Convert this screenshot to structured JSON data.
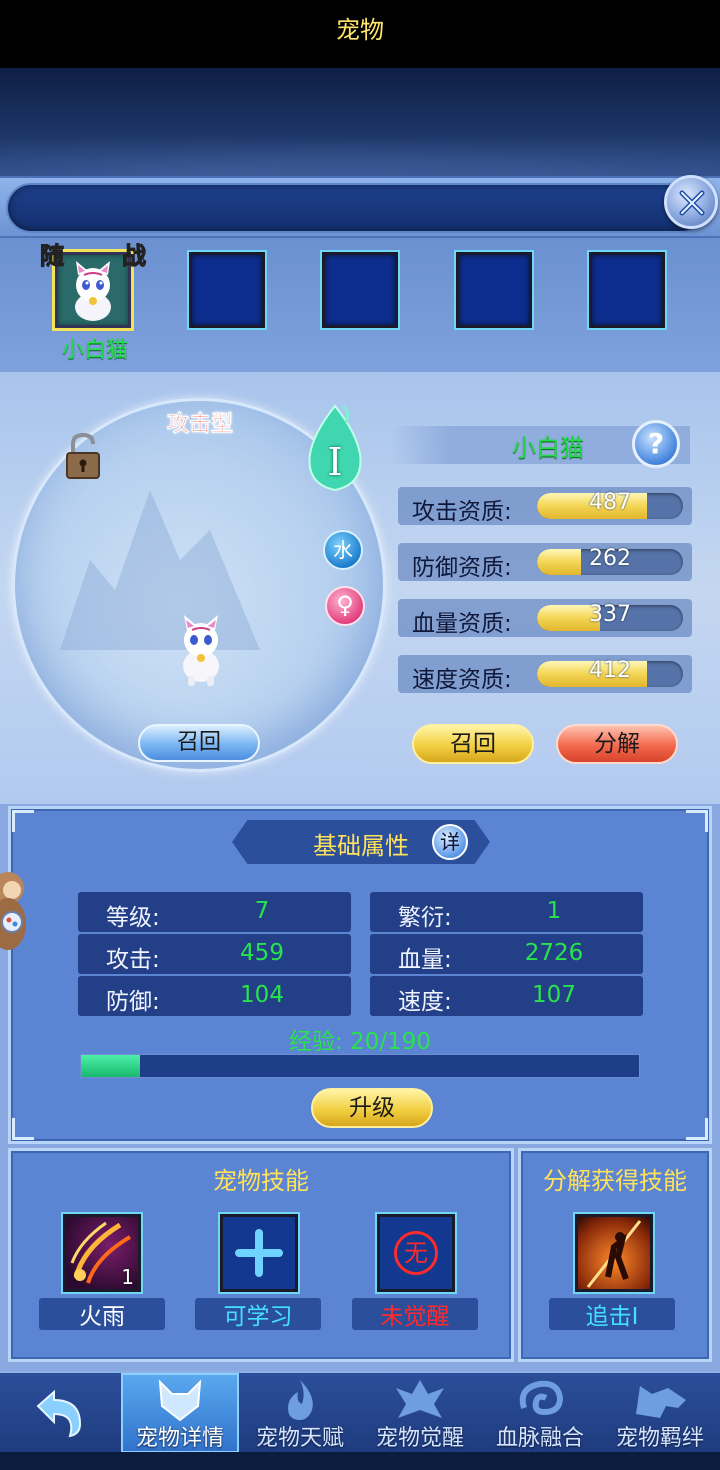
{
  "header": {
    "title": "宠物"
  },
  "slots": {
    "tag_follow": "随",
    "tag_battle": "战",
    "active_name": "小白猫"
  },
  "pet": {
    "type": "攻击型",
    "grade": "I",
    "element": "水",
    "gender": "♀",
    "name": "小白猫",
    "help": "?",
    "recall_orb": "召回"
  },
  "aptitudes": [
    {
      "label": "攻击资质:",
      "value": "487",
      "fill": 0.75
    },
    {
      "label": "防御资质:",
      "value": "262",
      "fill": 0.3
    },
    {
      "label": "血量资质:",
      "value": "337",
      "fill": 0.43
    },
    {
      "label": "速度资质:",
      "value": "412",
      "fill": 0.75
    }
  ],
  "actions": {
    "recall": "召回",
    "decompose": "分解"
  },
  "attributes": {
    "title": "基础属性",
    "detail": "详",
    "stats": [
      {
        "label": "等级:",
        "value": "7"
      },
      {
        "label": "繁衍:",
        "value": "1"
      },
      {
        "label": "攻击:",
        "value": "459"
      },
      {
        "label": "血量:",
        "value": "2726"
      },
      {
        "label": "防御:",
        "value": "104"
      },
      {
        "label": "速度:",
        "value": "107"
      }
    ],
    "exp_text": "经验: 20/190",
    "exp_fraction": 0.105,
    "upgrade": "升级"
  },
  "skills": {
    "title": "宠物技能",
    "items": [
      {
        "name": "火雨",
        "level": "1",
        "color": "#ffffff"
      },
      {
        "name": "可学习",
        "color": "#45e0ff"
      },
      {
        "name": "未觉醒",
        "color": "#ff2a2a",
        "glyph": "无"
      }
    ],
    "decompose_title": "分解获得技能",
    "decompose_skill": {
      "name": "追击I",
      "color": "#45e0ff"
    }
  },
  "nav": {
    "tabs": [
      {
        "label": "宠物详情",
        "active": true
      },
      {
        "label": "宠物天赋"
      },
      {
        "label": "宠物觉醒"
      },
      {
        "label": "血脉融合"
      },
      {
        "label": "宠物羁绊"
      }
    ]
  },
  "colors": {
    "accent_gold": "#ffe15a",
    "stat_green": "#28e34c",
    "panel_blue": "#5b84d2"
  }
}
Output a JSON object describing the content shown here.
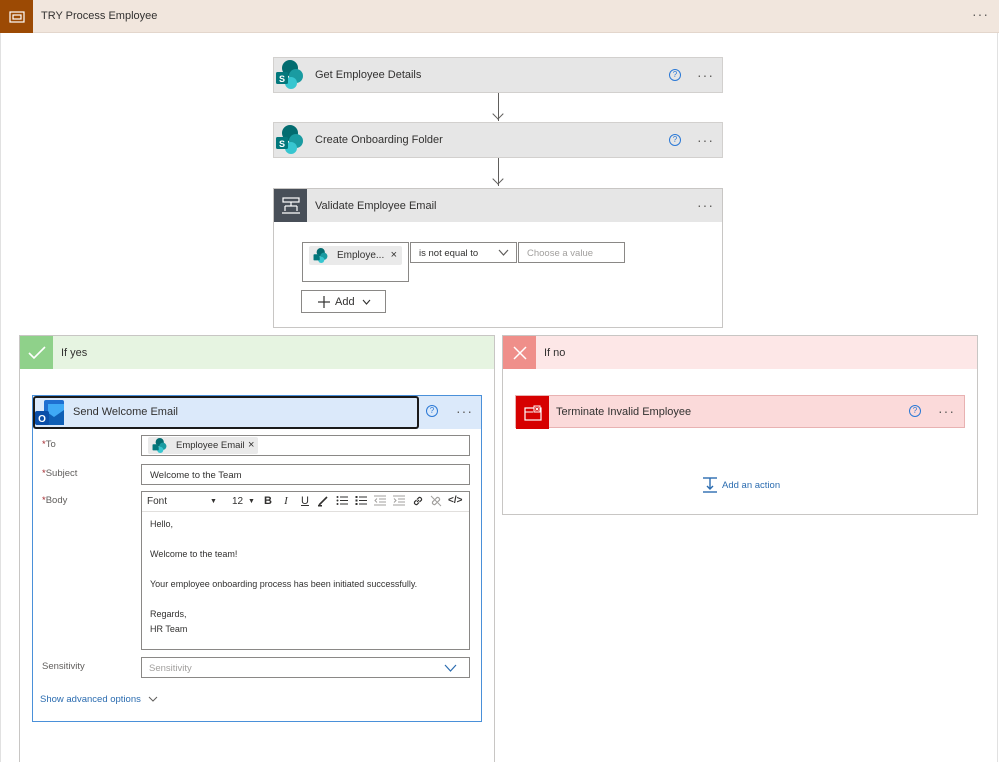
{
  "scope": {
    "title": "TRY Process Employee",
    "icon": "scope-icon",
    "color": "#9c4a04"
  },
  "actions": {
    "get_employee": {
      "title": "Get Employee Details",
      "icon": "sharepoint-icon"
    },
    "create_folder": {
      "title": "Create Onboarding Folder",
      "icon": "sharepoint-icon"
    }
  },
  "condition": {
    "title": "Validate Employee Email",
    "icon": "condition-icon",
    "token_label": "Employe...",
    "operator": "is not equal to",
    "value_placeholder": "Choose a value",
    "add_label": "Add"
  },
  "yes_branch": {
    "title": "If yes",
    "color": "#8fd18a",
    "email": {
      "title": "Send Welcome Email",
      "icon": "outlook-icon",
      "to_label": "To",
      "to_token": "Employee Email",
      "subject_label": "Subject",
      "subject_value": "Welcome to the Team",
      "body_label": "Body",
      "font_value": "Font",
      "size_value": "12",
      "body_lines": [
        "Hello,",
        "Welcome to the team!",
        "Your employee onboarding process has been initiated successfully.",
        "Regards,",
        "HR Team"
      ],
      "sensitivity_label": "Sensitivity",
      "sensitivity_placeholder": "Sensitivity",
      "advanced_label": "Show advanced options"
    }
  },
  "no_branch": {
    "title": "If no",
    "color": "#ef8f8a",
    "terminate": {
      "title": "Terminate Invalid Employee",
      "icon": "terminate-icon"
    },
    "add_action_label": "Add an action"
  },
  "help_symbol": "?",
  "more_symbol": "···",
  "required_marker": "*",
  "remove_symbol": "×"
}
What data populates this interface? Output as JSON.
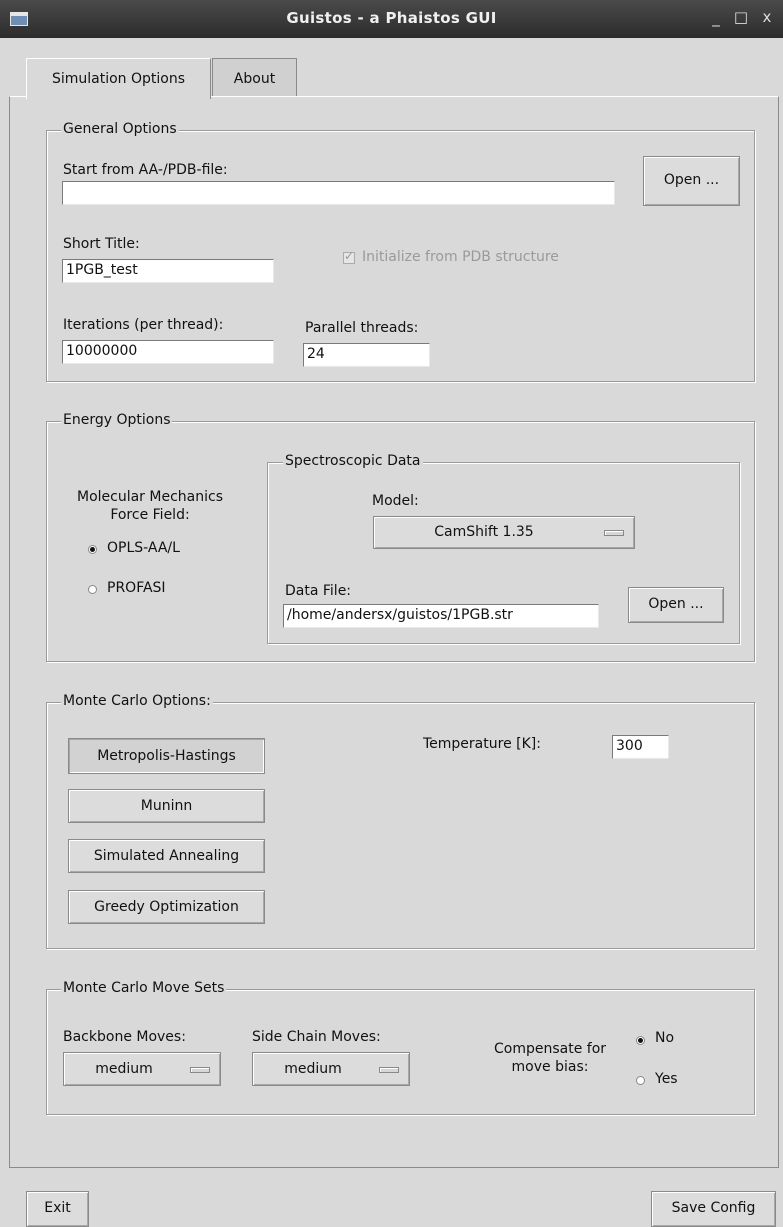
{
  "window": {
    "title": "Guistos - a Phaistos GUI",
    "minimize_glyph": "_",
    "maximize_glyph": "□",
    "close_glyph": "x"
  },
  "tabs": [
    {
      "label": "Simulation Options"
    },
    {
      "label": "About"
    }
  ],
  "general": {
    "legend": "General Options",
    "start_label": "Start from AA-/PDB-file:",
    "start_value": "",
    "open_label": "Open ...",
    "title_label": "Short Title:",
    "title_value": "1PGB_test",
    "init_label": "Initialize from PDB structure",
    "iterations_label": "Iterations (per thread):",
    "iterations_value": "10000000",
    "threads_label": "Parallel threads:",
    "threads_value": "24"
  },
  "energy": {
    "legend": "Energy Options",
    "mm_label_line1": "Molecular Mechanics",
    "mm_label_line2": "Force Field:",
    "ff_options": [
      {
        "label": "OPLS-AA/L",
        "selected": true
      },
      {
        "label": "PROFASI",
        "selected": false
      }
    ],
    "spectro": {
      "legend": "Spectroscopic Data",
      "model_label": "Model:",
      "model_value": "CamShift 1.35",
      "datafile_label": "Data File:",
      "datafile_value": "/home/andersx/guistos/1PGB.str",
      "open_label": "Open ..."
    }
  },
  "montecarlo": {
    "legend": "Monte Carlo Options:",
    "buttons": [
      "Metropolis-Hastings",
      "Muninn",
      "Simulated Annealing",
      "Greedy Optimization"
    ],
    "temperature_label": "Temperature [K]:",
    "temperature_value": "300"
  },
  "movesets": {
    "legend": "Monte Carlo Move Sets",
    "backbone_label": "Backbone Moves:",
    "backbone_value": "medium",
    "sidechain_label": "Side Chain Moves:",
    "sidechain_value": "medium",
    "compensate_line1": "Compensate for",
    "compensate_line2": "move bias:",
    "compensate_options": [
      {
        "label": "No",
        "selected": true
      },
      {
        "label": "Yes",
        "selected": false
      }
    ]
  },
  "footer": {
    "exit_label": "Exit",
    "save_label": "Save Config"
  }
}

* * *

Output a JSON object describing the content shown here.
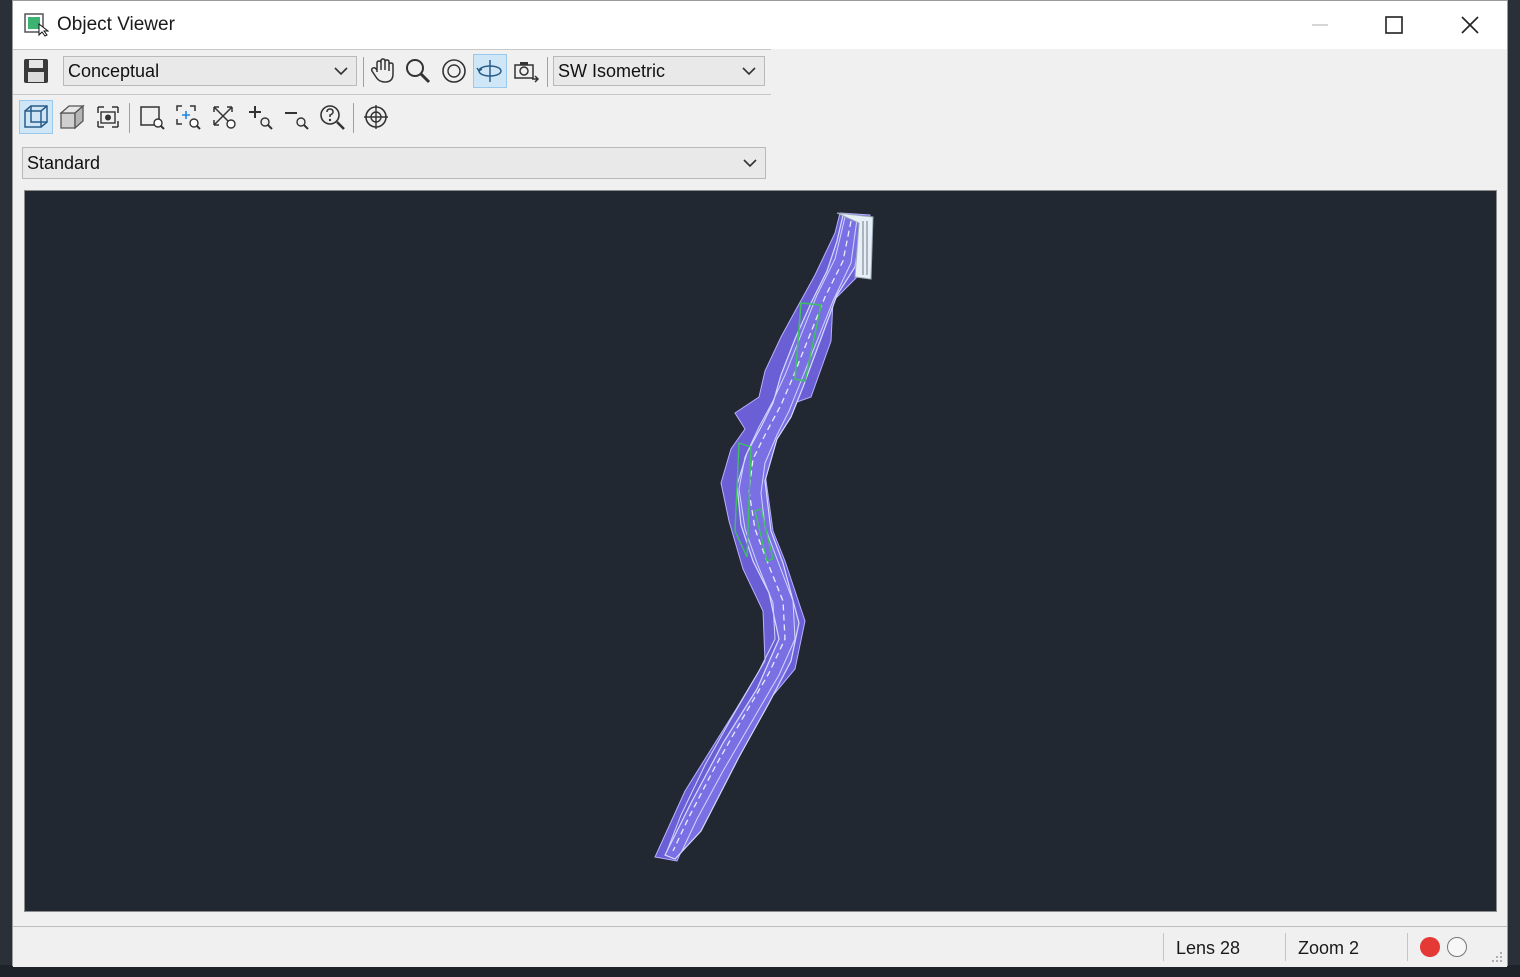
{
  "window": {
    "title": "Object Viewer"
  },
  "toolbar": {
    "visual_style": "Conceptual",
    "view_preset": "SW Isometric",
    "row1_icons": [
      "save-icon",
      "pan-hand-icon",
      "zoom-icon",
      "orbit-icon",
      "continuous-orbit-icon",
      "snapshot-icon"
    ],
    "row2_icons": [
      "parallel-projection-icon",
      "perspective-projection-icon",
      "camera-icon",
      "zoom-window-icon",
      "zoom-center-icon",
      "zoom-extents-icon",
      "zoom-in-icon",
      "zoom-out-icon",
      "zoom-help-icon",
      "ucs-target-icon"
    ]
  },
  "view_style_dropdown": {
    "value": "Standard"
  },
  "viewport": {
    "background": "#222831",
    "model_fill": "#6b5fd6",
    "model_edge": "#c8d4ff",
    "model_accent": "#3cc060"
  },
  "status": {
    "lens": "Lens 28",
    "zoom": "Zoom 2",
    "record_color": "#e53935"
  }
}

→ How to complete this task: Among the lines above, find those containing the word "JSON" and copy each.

→ Output below:
Convert this screenshot to structured JSON data.
Output a JSON object describing the content shown here.
What data populates this interface? Output as JSON.
Output a JSON object describing the content shown here.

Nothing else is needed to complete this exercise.